What Are the Key Aspects of Sustainability in Fashion Retail?

Editorial TeamEditorial Team
October 5th, 2021
10:11 AM

The concept of sustainability is increasingly high on the fashion industry's agenda. However, while consumers are increasingly interested in sustainable fashion, they are not willing to pay a premium for it. Still, sustainability can be a competitive advantage.

Some companies have a sustainable message, but a thorough analysis is needed to distinguish the real leaders from potential greenwashing.

Thinking about garments’ end-of-life from the beginning, analyzing the production and distribution process, and comparing their environmental impact can help the fashion industry make a necessary shift. Partnerships and certifications are necessary for the shift to greener processes.

Consumers care about sustainability, but at what price?

As the world's population grows, the negative environmental impacts of our demand for fashion are becoming increasingly apparent. The sector is responsible for 10% of global carbon emissions and 20% of global wastewater, as well as generating a significant amount of waste.

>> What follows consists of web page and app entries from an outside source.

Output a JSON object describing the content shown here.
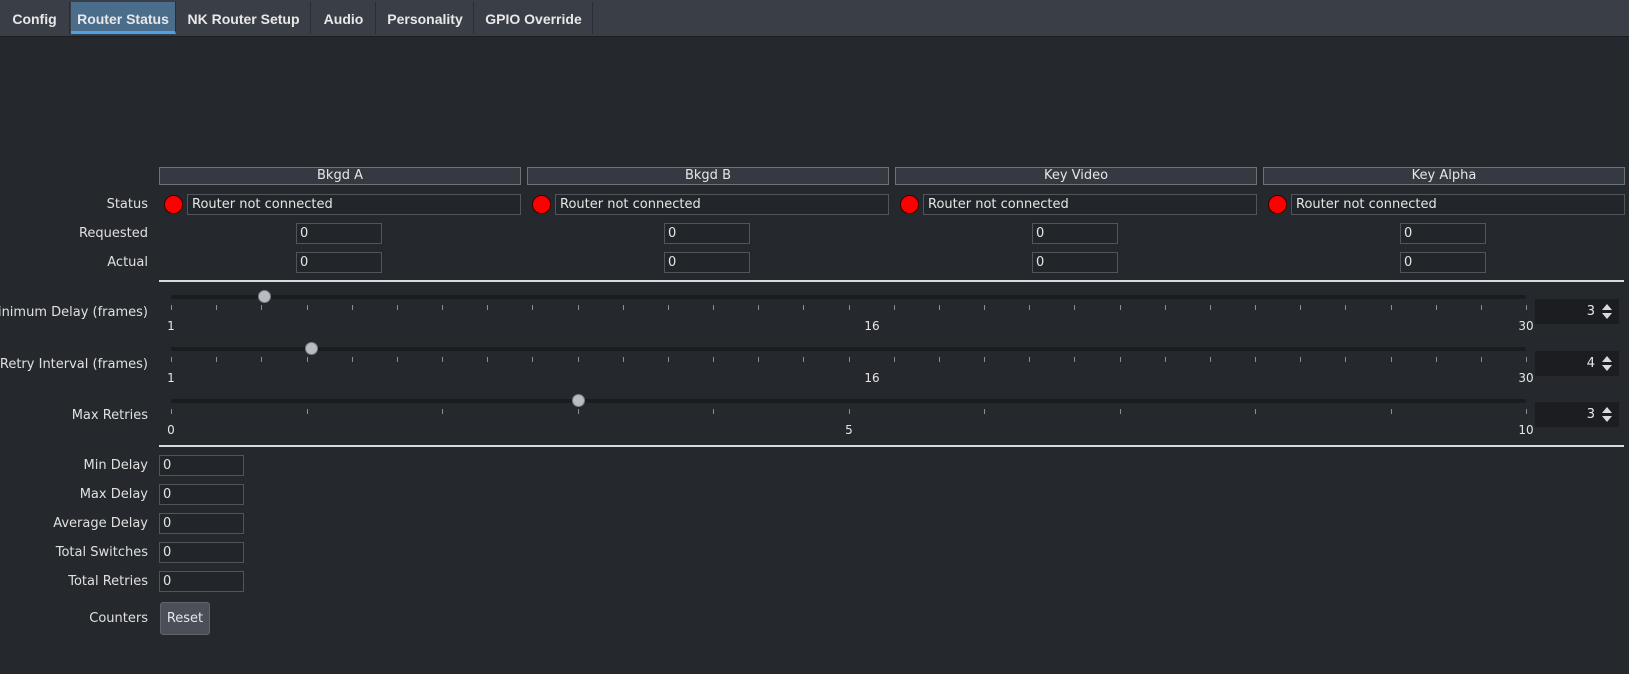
{
  "tabs": [
    {
      "label": "Config",
      "active": false
    },
    {
      "label": "Router Status",
      "active": true
    },
    {
      "label": "NK Router Setup",
      "active": false
    },
    {
      "label": "Audio",
      "active": false
    },
    {
      "label": "Personality",
      "active": false
    },
    {
      "label": "GPIO Override",
      "active": false
    }
  ],
  "channels": [
    {
      "name": "Bkgd A",
      "status": "Router not connected",
      "requested": "0",
      "actual": "0"
    },
    {
      "name": "Bkgd B",
      "status": "Router not connected",
      "requested": "0",
      "actual": "0"
    },
    {
      "name": "Key Video",
      "status": "Router not connected",
      "requested": "0",
      "actual": "0"
    },
    {
      "name": "Key Alpha",
      "status": "Router not connected",
      "requested": "0",
      "actual": "0"
    }
  ],
  "row_labels": {
    "status": "Status",
    "requested": "Requested",
    "actual": "Actual"
  },
  "status_color": "#ff0000",
  "sliders": [
    {
      "label": "Minimum Delay (frames)",
      "min": 1,
      "max": 30,
      "mid": 16,
      "value": 3,
      "value_text": "3"
    },
    {
      "label": "Retry Interval (frames)",
      "min": 1,
      "max": 30,
      "mid": 16,
      "value": 4,
      "value_text": "4"
    },
    {
      "label": "Max Retries",
      "min": 0,
      "max": 10,
      "mid": 5,
      "value": 3,
      "value_text": "3"
    }
  ],
  "stats": [
    {
      "label": "Min Delay",
      "value": "0"
    },
    {
      "label": "Max Delay",
      "value": "0"
    },
    {
      "label": "Average Delay",
      "value": "0"
    },
    {
      "label": "Total Switches",
      "value": "0"
    },
    {
      "label": "Total Retries",
      "value": "0"
    }
  ],
  "counters": {
    "label": "Counters",
    "reset_label": "Reset"
  }
}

Every second the equivalent of a one-tonne rubbish truck is burnt or dumped in landfill.

75% of consumers consider sustainability to be “extremely or very important” in their fashion purchasing decisions. In addition, more than 50% of consumers would switch to a brand with better social and environmental performance.

But are consumers really willing to pay? It seems not yet. Only 7% of consumers say that sustainability is the most important factor in their purchasing decisions.

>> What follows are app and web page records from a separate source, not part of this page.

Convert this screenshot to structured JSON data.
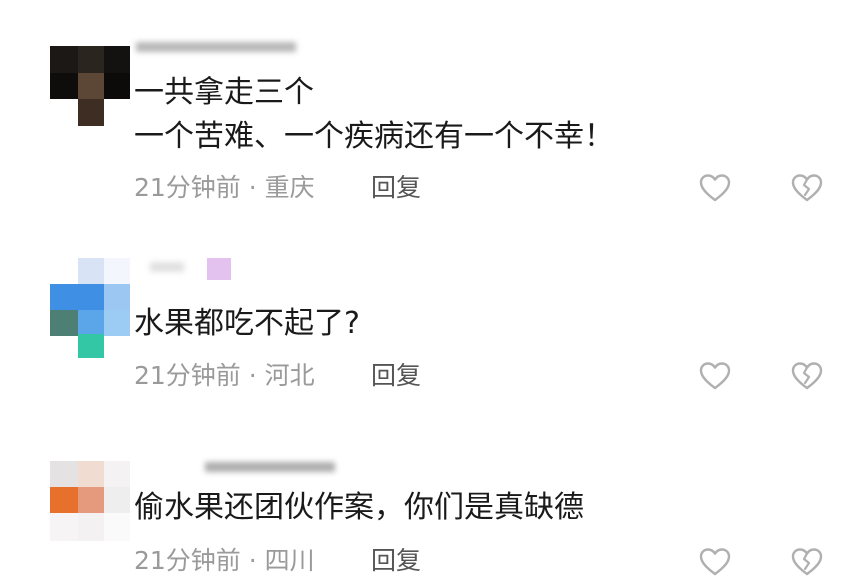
{
  "comments": [
    {
      "lines": [
        "一共拿走三个",
        "一个苦难、一个疾病还有一个不幸！"
      ],
      "time": "21分钟前",
      "location": "重庆",
      "reply_label": "回复",
      "avatar_colors": [
        "#1c1815",
        "#2b2520",
        "#0f0d0b",
        "#5c4636",
        "#8b6a52",
        "#3d2d22"
      ]
    },
    {
      "lines": [
        "水果都吃不起了?"
      ],
      "time": "21分钟前",
      "location": "河北",
      "reply_label": "回复",
      "avatar_colors": [
        "#d9e3f6",
        "#3f8fe4",
        "#9cc7f2",
        "#4d7f74",
        "#5aa6e8",
        "#33c7a5"
      ]
    },
    {
      "lines": [
        "偷水果还团伙作案，你们是真缺德"
      ],
      "time": "21分钟前",
      "location": "四川",
      "reply_label": "回复",
      "avatar_colors": [
        "#e4e2e3",
        "#f1dcd2",
        "#e7702c",
        "#e59a7d",
        "#eeeeee",
        "#f6f4f4"
      ]
    }
  ],
  "separator": "·",
  "icons": {
    "like": "heart-outline-icon",
    "dislike": "broken-heart-icon"
  },
  "colors": {
    "text": "#1a1a1a",
    "meta": "#9a9a9a",
    "reply": "#555555",
    "icon": "#b0b0b0"
  }
}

Consumers still consider “high quality” and “good value for money” to be the most important factors in their choices. Our interaction with fashion companies corroborates this, with fashion companies stating that consumers are not willing to pay a sustainability premium, although they would choose the most sustainable offer at the same price.

For us, this is an indication that consumers prefer sustainability, which can be a competitive advantage for retailers. However, companies need to see this as a way to maintain or increase market share, not to increase prices. Sustainable leaders must invest in innovation and leverage sustainable solutions to reduce prices and maintain their brand positioning.

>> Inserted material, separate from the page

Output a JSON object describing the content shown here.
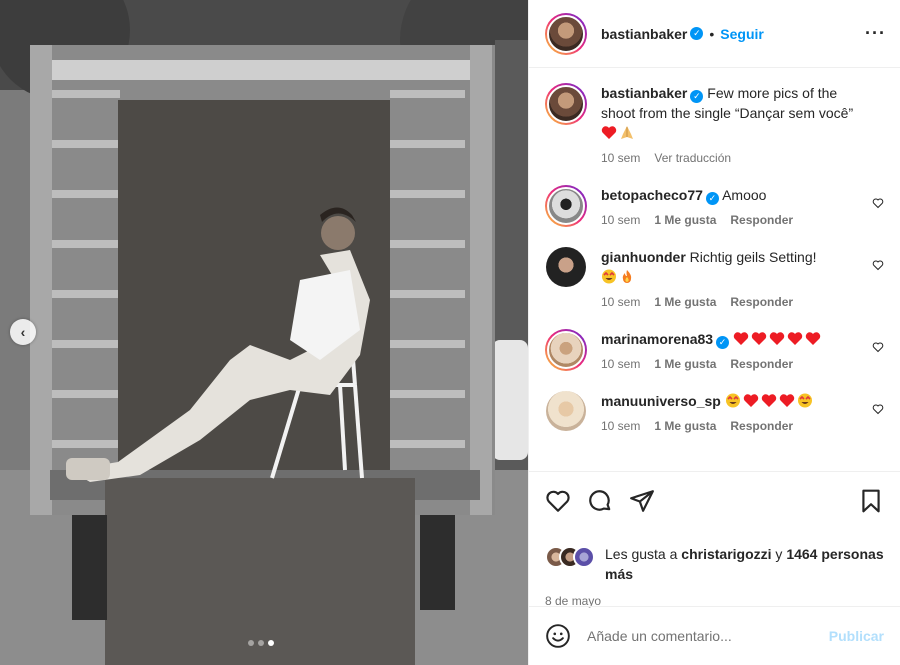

Distinguishing the Authentic from the Fake

The fashion industry is highly fragmented and sustainability standards have barely got off the ground. More and more companies are reporting on both their social and environmental impacts. But as each company focuses on different information, metrics, and measurement methods, how do we identify the best?

Fundamental analysis and interaction with the company are essential for us, allowing us to assess whether fashion brands are truly committed to sustainability or only pretend to be. Here are some key questions that need to be answered”

  • How do we spot a sustainable fashion leader?
  • Has the company adhered to measurable targets to reduce its negative environmental footprint?
  • Does the company adhere to external certifications that demonstrate the sustainability of products?
  • Does the company accurately quantify and report its total carbon footprint?

The last of these points requires a very specific analysis, as only around 5% of the carbon footprint of fashion retailers comes directly from their own activity, or indirectly from the generation of the energy consumed by the company.

The vast majority of a company's carbon emissions occur in its value chain. This includes the production, processing, and transport of fibers and fabric, the transport of the final product to its ultimate destination, and the emissions related to the use, care, and disposal of its products.

Unsurprisingly, this complexity means that emissions are currently under-reported, with many companies reporting only those related to the transport of the final product. Fundamental analysis is therefore key to understanding the supply chain and determining what companies are actually doing to reduce their total emissions.

Final Thoughts

While price sensitivity remains essential for consumers in the fashion industry, the data suggests that sustainability is becoming more relevant to purchasing decisions and, ultimately, to a brand's long-term value.

This holds significant opportunities for sustainable leaders to stand out, to the detriment of non-sustainable fashion brands. Yet the industry is highly prone to greenwashing, making it difficult to distinguish between leaders and laggards in the transition to sustainable fashion. The key is company analysis and interaction with companies.